The French revolution changed everything. Conscription replaced volunteer enlistment. The right to hold office irrespective of birth or descent was enshrined in law. The term for non-commissioned officer was changed to sous-officier from bas-officier which was regarded as demeaning. Regulations favoring sergeants as well as the flight of the nobility created an officer corps who under Napoleon contained 75% former sergeants. During two years the proportion of nobility in the officer corps diminished from 80% to 5%. However, the large number of sergeants becoming officers depleted the military competency of the non-commissioned officer corps.

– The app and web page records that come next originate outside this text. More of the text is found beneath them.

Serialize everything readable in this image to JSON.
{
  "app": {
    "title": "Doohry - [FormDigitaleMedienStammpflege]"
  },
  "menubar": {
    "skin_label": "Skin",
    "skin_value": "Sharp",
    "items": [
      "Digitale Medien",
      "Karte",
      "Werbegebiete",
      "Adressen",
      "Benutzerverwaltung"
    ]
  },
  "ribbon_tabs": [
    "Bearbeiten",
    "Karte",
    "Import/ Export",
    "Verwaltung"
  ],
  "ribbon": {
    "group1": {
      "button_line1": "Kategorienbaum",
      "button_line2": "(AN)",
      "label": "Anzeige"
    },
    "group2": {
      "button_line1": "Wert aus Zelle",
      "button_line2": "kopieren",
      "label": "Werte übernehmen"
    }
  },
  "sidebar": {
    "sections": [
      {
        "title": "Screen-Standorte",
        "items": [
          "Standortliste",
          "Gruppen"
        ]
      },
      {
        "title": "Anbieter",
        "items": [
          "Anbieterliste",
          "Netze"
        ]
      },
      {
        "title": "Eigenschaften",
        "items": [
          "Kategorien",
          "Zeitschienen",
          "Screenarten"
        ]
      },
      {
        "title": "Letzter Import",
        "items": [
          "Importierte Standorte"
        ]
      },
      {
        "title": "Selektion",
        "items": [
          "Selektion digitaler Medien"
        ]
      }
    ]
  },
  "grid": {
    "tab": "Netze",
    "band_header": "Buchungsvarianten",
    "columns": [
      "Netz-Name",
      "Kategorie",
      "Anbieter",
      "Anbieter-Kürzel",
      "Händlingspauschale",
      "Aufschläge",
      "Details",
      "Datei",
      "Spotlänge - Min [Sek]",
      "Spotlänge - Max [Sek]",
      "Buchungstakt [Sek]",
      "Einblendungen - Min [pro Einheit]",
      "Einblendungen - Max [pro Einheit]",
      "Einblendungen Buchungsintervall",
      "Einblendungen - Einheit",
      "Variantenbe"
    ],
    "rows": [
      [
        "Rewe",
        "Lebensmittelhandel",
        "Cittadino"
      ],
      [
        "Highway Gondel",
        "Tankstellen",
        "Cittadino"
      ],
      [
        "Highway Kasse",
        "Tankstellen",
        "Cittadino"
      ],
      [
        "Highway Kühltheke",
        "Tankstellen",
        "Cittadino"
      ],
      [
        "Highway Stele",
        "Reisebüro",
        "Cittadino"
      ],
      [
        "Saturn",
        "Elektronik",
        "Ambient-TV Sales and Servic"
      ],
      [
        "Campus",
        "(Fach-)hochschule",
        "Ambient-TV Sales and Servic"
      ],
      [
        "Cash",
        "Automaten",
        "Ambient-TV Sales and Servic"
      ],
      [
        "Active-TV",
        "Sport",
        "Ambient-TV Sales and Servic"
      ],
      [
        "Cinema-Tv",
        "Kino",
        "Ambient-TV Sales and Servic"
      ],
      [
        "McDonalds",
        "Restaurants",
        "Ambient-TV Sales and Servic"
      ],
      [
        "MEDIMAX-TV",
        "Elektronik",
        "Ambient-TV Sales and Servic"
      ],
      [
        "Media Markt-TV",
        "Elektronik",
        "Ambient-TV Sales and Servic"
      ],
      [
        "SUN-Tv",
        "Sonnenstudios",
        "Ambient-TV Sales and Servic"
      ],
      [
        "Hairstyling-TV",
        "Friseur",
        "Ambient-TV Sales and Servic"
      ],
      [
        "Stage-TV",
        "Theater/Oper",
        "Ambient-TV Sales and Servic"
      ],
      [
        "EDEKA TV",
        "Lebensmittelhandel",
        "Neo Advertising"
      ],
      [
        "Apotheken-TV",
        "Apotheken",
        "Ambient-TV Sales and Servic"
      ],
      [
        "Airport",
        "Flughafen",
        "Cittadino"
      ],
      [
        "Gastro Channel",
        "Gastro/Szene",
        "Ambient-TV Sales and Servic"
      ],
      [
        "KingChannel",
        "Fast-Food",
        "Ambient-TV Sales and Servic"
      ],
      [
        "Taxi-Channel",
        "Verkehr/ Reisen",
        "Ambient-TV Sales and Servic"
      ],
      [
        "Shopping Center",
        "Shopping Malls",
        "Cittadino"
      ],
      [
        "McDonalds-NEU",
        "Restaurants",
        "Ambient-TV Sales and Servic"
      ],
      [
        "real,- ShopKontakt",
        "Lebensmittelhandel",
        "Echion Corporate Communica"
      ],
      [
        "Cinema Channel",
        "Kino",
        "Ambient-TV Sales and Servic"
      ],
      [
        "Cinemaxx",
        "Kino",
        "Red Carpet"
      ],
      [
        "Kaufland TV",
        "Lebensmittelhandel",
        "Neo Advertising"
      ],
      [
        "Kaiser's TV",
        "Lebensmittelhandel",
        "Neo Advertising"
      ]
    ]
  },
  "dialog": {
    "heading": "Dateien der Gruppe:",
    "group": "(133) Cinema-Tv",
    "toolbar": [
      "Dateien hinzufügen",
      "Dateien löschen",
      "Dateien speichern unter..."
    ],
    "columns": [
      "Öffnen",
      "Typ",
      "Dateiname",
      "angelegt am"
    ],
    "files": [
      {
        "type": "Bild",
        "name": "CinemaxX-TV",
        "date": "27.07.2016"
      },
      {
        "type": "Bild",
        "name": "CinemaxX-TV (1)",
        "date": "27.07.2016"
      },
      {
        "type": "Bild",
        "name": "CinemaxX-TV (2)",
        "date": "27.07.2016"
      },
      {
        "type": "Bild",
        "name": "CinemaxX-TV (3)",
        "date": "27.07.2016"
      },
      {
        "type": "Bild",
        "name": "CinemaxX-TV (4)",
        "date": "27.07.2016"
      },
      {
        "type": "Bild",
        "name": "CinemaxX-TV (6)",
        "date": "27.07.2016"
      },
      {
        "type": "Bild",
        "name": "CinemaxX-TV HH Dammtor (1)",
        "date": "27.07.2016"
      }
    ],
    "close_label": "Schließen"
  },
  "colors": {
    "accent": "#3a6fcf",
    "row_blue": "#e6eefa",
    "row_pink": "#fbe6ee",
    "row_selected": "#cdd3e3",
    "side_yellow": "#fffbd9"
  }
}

The merger of the army and the national guard in 1793 saw the creation of a promotion system based on both seniority and election by the troops. During Napoleon, the commanding officer of the regiment appointed corporals and sergeants. Half of the company grade officers were promoted through selection by the commanding officer, the other half by the election of the troops, although the commanding officer exercised great influence as he choose the candidates for promotion. Field grade officers were promoted through both seniority and selection, general officers only by selection. Election of officers gradually disappeared, but took in singular cases place as late as in 1812. In 1805, four years in the lower rank was established as the minimum time before further promotion could take place, but that was a rule that which was not followed later. In 1811, it was stipulated that two years service was required to become a corporal, four years to become a sergeant, and eight years to become a second lieutenant. The Grand Armée was an army officered by the bourgeoisie; over half of the officers came from the higher bourgeoisie, a third from the petty bourgeoisie, and a sixth from the peasantry. The number of officers from the old nobility was higher than the number from the working class. Three-fourths were former sergeants, while one-fourth was appointed directly from civilian life.